## Problem statement:
All the entries, exactly as they read, must be written out again.

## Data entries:

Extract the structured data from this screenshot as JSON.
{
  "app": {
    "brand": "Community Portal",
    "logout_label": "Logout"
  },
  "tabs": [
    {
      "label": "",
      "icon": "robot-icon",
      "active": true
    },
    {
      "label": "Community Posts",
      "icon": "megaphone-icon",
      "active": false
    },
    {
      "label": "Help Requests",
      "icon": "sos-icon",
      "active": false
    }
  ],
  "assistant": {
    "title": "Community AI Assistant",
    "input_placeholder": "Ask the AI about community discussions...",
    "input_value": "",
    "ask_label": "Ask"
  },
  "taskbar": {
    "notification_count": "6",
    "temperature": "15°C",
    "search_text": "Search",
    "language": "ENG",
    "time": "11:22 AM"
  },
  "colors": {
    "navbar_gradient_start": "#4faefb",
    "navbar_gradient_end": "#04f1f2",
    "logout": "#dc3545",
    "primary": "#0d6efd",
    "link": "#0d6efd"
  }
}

## Problem solution:
Extract the structured data from this screenshot as JSON.
{
  "app": {
    "brand": "Community Portal",
    "logout_label": "Logout"
  },
  "tabs": [
    {
      "label": "",
      "icon": "robot-icon",
      "active": true
    },
    {
      "label": "Community Posts",
      "icon": "megaphone-icon",
      "active": false
    },
    {
      "label": "Help Requests",
      "icon": "sos-icon",
      "active": false
    }
  ],
  "assistant": {
    "title": "Community AI Assistant",
    "input_placeholder": "Ask the AI about community discussions...",
    "input_value": "",
    "ask_label": "Ask"
  },
  "taskbar": {
    "notification_count": "6",
    "temperature": "15°C",
    "search_text": "Search",
    "language": "ENG",
    "time": "11:22 AM"
  },
  "colors": {
    "navbar_gradient_start": "#4faefb",
    "navbar_gradient_end": "#04f1f2",
    "logout": "#dc3545",
    "primary": "#0d6efd",
    "link": "#0d6efd"
  }
}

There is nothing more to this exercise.